* WORK ITEM
How many of the lines below contain "统编版小学一年级语文上册汉语拼音"? Reply with only that figure.

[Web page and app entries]
━━━━━━━━━━
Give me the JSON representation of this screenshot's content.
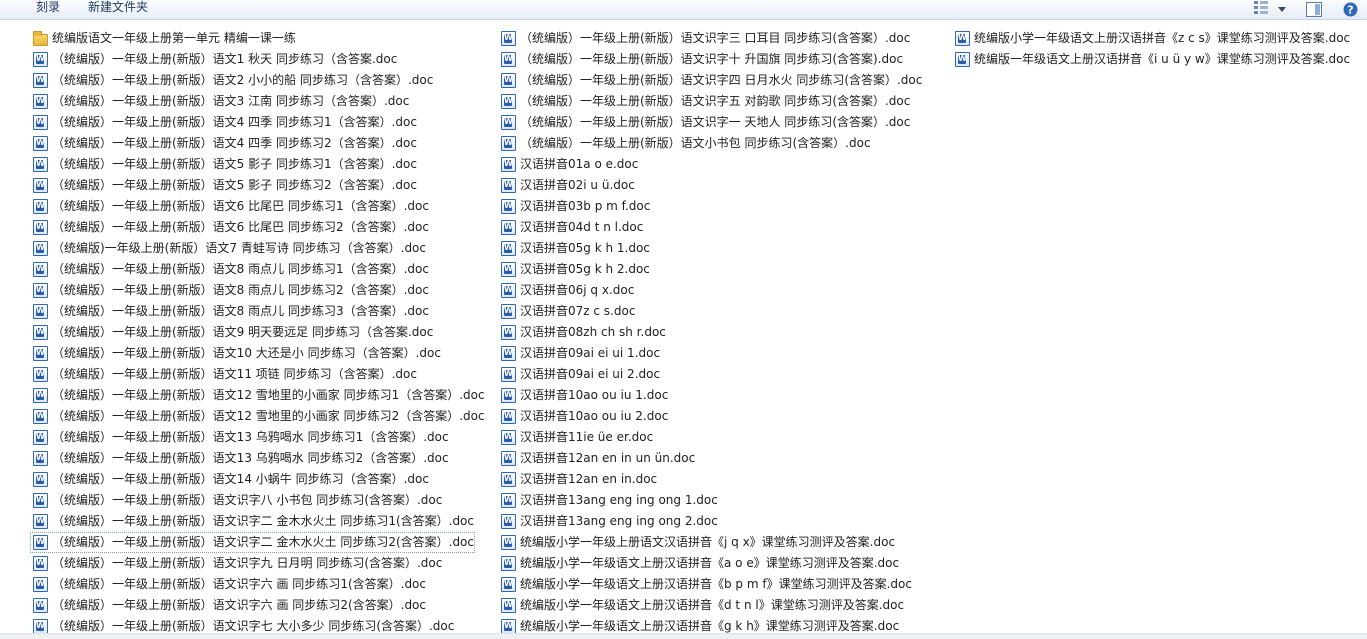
{
  "toolbar": {
    "burn_label": "刻录",
    "new_folder_label": "新建文件夹",
    "view_icon": "view-options-icon",
    "pane_icon": "preview-pane-icon",
    "help_icon": "help-icon"
  },
  "files": {
    "column1": [
      {
        "name": "统编版语文一年级上册第一单元 精编一课一练",
        "type": "folder"
      },
      {
        "name": "（统编版）一年级上册(新版）语文1 秋天 同步练习（含答案.doc",
        "type": "doc"
      },
      {
        "name": "（统编版）一年级上册(新版）语文2 小小的船 同步练习（含答案）.doc",
        "type": "doc"
      },
      {
        "name": "（统编版）一年级上册(新版）语文3 江南 同步练习（含答案）.doc",
        "type": "doc"
      },
      {
        "name": "（统编版）一年级上册(新版）语文4 四季 同步练习1（含答案）.doc",
        "type": "doc"
      },
      {
        "name": "（统编版）一年级上册(新版）语文4 四季 同步练习2（含答案）.doc",
        "type": "doc"
      },
      {
        "name": "（统编版）一年级上册(新版）语文5 影子 同步练习1（含答案）.doc",
        "type": "doc"
      },
      {
        "name": "（统编版）一年级上册(新版）语文5 影子 同步练习2（含答案）.doc",
        "type": "doc"
      },
      {
        "name": "（统编版）一年级上册(新版）语文6 比尾巴 同步练习1（含答案）.doc",
        "type": "doc"
      },
      {
        "name": "（统编版）一年级上册(新版）语文6 比尾巴 同步练习2（含答案）.doc",
        "type": "doc"
      },
      {
        "name": "（统编版)一年级上册(新版）语文7 青蛙写诗 同步练习（含答案）.doc",
        "type": "doc"
      },
      {
        "name": "（统编版）一年级上册(新版）语文8 雨点儿 同步练习1（含答案）.doc",
        "type": "doc"
      },
      {
        "name": "（统编版）一年级上册(新版）语文8 雨点儿 同步练习2（含答案）.doc",
        "type": "doc"
      },
      {
        "name": "（统编版）一年级上册(新版）语文8 雨点儿 同步练习3（含答案）.doc",
        "type": "doc"
      },
      {
        "name": "（统编版）一年级上册(新版）语文9 明天要远足 同步练习（含答案.doc",
        "type": "doc"
      },
      {
        "name": "（统编版）一年级上册(新版）语文10  大还是小 同步练习（含答案）.doc",
        "type": "doc"
      },
      {
        "name": "（统编版）一年级上册(新版）语文11 项链 同步练习（含答案）.doc",
        "type": "doc"
      },
      {
        "name": "（统编版）一年级上册(新版）语文12 雪地里的小画家 同步练习1（含答案）.doc",
        "type": "doc"
      },
      {
        "name": "（统编版）一年级上册(新版）语文12 雪地里的小画家 同步练习2（含答案）.doc",
        "type": "doc"
      },
      {
        "name": "（统编版）一年级上册(新版）语文13 乌鸦喝水 同步练习1（含答案）.doc",
        "type": "doc"
      },
      {
        "name": "（统编版）一年级上册(新版）语文13 乌鸦喝水 同步练习2（含答案）.doc",
        "type": "doc"
      },
      {
        "name": "（统编版）一年级上册(新版）语文14 小蜗牛 同步练习（含答案）.doc",
        "type": "doc"
      },
      {
        "name": "（统编版）一年级上册(新版）语文识字八 小书包 同步练习(含答案）.doc",
        "type": "doc"
      },
      {
        "name": "（统编版）一年级上册(新版）语文识字二 金木水火土 同步练习1(含答案）.doc",
        "type": "doc"
      },
      {
        "name": "（统编版）一年级上册(新版）语文识字二 金木水火土 同步练习2(含答案）.doc",
        "type": "doc"
      },
      {
        "name": "（统编版）一年级上册(新版）语文识字九 日月明 同步练习(含答案）.doc",
        "type": "doc"
      },
      {
        "name": "（统编版）一年级上册(新版）语文识字六 画 同步练习1(含答案）.doc",
        "type": "doc"
      },
      {
        "name": "（统编版）一年级上册(新版）语文识字六 画 同步练习2(含答案）.doc",
        "type": "doc"
      },
      {
        "name": "（统编版）一年级上册(新版）语文识字七 大小多少 同步练习(含答案）.doc",
        "type": "doc"
      }
    ],
    "column2": [
      {
        "name": "（统编版）一年级上册(新版）语文识字三 口耳目 同步练习(含答案）.doc",
        "type": "doc"
      },
      {
        "name": "（统编版）一年级上册(新版）语文识字十 升国旗  同步练习(含答案).doc",
        "type": "doc"
      },
      {
        "name": "（统编版）一年级上册(新版）语文识字四 日月水火 同步练习(含答案）.doc",
        "type": "doc"
      },
      {
        "name": "（统编版）一年级上册(新版）语文识字五 对韵歌 同步练习(含答案）.doc",
        "type": "doc"
      },
      {
        "name": "（统编版）一年级上册(新版）语文识字一 天地人 同步练习(含答案）.doc",
        "type": "doc"
      },
      {
        "name": "（统编版）一年级上册(新版）语文小书包 同步练习(含答案）.doc",
        "type": "doc"
      },
      {
        "name": "汉语拼音01a o e.doc",
        "type": "doc"
      },
      {
        "name": "汉语拼音02i u ü.doc",
        "type": "doc"
      },
      {
        "name": "汉语拼音03b p m f.doc",
        "type": "doc"
      },
      {
        "name": "汉语拼音04d t n l.doc",
        "type": "doc"
      },
      {
        "name": "汉语拼音05g k h  1.doc",
        "type": "doc"
      },
      {
        "name": "汉语拼音05g k h  2.doc",
        "type": "doc"
      },
      {
        "name": "汉语拼音06j q x.doc",
        "type": "doc"
      },
      {
        "name": "汉语拼音07z c s.doc",
        "type": "doc"
      },
      {
        "name": "汉语拼音08zh ch sh r.doc",
        "type": "doc"
      },
      {
        "name": "汉语拼音09ai ei ui  1.doc",
        "type": "doc"
      },
      {
        "name": "汉语拼音09ai ei ui  2.doc",
        "type": "doc"
      },
      {
        "name": "汉语拼音10ao ou iu  1.doc",
        "type": "doc"
      },
      {
        "name": "汉语拼音10ao ou iu  2.doc",
        "type": "doc"
      },
      {
        "name": "汉语拼音11ie üe er.doc",
        "type": "doc"
      },
      {
        "name": "汉语拼音12an en in un ün.doc",
        "type": "doc"
      },
      {
        "name": "汉语拼音12an en in.doc",
        "type": "doc"
      },
      {
        "name": "汉语拼音13ang eng ing ong  1.doc",
        "type": "doc"
      },
      {
        "name": "汉语拼音13ang eng ing ong  2.doc",
        "type": "doc"
      },
      {
        "name": "统编版小学一年级上册语文汉语拼音《j q x》课堂练习测评及答案.doc",
        "type": "doc"
      },
      {
        "name": "统编版小学一年级语文上册汉语拼音《a    o    e》课堂练习测评及答案.doc",
        "type": "doc"
      },
      {
        "name": "统编版小学一年级语文上册汉语拼音《b    p    m    f》课堂练习测评及答案.doc",
        "type": "doc"
      },
      {
        "name": "统编版小学一年级语文上册汉语拼音《d t n l》课堂练习测评及答案.doc",
        "type": "doc"
      },
      {
        "name": "统编版小学一年级语文上册汉语拼音《g k h》课堂练习测评及答案.doc",
        "type": "doc"
      }
    ],
    "column3": [
      {
        "name": "统编版小学一年级语文上册汉语拼音《z c s》课堂练习测评及答案.doc",
        "type": "doc"
      },
      {
        "name": "统编版一年级语文上册汉语拼音《i    u    ü    y    w》课堂练习测评及答案.doc",
        "type": "doc"
      }
    ]
  },
  "focused_item": "（统编版）一年级上册(新版）语文识字二 金木水火土 同步练习2(含答案）.doc"
}
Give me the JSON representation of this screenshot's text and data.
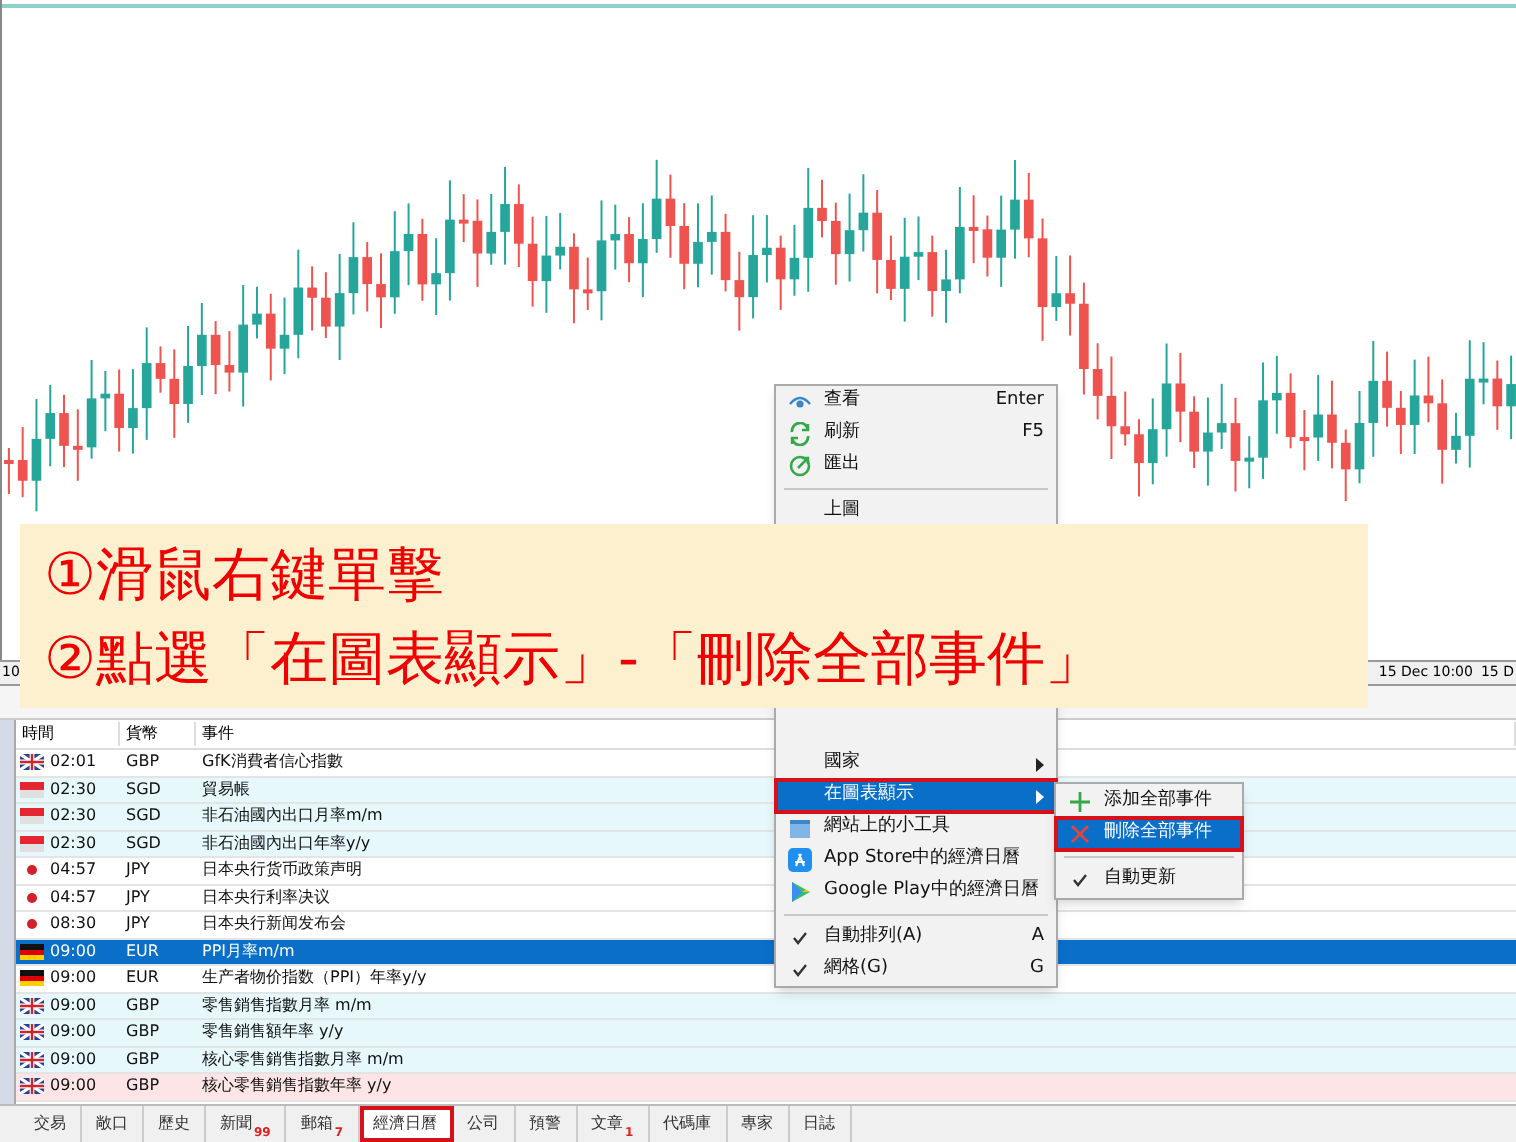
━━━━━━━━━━
* SOLUTION TO THIS EXERCISE
5